Double stem cell transplant improves outcome for children with deadly form of cancer
Results of a recent clinical trial show that adding a second autologous stem cell transplant (which uses the patient’s own stem cells) to standard therapy improves outcomes for children with neuroblastoma. Neuroblastoma is a rare cancer that most commonly affects children age 5 or younger. Historically, less than half of children with high-risk neuroblastoma live five or more years after diagnosis.
The clinical trial involved children newly diagnosed with high-risk neuroblastoma, who were a median age of 3.1 years. The majority (88 percent) had Stage 4 disease and 38.2 percent had a tumor high-risk genetic abnormality called MYCN amplification. Three years after treatment, 61.4 percent of the patients who received a double transplant were alive and cancer-free, compared to 48.4 percent of those receiving a single transplant. Side effects were similar between the single and double transplants.
“This finding will change the way we treat children with high-risk neuroblastoma in North America, which still claims many young lives and is in urgent need of better treatments,” said lead study author Julie R. Park, M.D., an attending physician at Seattle Children’s Hospital and professor in pediatrics at the University of Washington School of Medicine in Seattle, Washington. “However, the regimen we use for high-risk neuroblastoma is also the most aggressive and toxic regimen we give to children with cancer. For that reason, future research needs to focus on both exploring possible late effects of current therapy and developing newer less toxic therapies.”

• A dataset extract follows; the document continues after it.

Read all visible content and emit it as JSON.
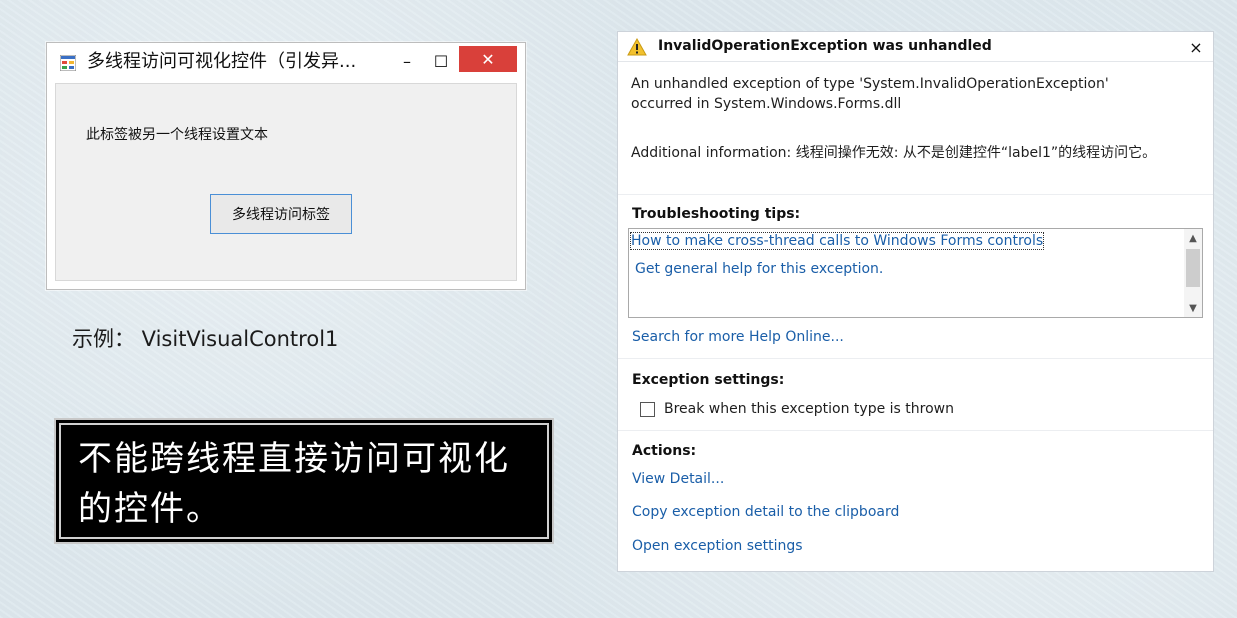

The researchers, who presented their findings at the American Society of Clinical Oncology (ASCO) Annual Meeting earlier this month, will continue to follow the patients on this study for 10 years.